Paraeducator training and degree programs typically include coursework in the following subjects:
- Child and youth development
- Classroom management
- Education law and ethics
- Emotional support and behavioral management
- Introduction to special education
- Roles and responsibilities of paraeducators
Who are today's teacher assistants?
The National Clearinghouse for Paraeducator Resources says that the U.S. has half a million paraeducators. Of that number, 151,000 are members of the NEA and comprise 46 percent of the organization's membership. According to an NEA study, the following is known about today's teacher aides:
- 12 percent currently attend college
- 71 percent work with special education students
- 38 percent plan to earn an advanced degree within the next four years
- 81 percent work full-time
The Center for Exceptional Children says that paraeducators should enjoy working with children, collaborate well with teachers and be dedicated to helping students. Though the BLS recognizes that most teacher aides work in elementary, middle and secondary classrooms, additional opportunities may be found in religious, child care, community and adult rehabilitation centers.
Teacher aide careers at a glance
- Work environment: Teacher aides typically work in K-12 classrooms
- Duties: 71 percent of paraeducators work with special education students
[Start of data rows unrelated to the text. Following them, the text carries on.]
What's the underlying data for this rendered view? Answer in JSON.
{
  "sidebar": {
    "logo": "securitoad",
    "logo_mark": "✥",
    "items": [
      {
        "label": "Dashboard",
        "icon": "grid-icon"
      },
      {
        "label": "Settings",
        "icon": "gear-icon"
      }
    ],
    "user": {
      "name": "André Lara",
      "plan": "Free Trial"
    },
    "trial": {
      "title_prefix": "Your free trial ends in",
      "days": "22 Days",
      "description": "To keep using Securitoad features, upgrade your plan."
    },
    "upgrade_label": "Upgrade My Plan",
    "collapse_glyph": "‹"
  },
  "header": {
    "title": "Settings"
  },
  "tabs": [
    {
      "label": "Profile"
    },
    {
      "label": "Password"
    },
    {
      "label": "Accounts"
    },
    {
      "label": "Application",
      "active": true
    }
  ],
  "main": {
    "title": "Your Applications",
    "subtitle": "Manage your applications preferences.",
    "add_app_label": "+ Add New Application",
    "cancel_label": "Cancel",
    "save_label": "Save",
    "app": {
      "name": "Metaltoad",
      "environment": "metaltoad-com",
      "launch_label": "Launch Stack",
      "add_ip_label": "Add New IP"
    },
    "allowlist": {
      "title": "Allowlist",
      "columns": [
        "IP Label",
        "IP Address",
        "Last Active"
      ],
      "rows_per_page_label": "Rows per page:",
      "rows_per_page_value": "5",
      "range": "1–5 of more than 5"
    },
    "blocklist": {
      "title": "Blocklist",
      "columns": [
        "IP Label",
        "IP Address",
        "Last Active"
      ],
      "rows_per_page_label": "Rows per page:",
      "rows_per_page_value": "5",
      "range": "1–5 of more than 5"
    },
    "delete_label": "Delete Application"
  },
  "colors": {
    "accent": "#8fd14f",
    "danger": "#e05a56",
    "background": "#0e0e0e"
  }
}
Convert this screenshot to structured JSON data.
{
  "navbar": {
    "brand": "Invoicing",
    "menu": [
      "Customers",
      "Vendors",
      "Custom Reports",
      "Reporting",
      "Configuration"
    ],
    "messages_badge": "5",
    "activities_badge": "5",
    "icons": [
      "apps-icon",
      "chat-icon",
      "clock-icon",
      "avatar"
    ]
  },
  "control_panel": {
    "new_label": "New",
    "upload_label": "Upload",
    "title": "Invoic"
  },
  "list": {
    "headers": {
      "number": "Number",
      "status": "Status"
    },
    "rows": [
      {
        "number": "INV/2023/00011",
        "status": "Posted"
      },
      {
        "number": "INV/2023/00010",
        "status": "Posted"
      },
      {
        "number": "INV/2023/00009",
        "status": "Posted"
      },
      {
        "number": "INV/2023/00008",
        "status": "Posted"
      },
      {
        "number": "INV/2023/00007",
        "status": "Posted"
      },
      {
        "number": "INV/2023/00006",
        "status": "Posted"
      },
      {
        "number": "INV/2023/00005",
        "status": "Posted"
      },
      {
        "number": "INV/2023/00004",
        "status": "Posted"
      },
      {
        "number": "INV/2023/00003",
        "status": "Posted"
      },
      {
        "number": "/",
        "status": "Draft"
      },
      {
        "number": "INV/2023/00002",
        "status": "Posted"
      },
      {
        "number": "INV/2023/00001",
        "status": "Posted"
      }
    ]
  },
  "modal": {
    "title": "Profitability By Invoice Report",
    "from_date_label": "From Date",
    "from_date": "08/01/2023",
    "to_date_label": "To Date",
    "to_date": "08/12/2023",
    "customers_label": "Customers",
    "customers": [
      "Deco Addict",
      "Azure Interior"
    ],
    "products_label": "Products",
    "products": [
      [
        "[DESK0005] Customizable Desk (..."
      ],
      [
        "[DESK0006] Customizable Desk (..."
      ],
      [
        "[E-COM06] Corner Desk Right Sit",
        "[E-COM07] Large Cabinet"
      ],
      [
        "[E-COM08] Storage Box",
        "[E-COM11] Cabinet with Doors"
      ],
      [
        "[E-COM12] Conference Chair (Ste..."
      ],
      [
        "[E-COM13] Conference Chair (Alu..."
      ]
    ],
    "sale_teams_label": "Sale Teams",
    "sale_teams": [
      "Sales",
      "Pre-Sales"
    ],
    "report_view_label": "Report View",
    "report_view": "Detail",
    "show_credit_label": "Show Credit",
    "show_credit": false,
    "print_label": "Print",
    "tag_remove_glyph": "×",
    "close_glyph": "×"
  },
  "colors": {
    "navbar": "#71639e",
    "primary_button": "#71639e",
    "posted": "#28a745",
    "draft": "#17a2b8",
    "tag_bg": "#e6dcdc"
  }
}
- Salary: The mean annual salary in 2010 was $24,880, according to the Bureau of Labor Statistics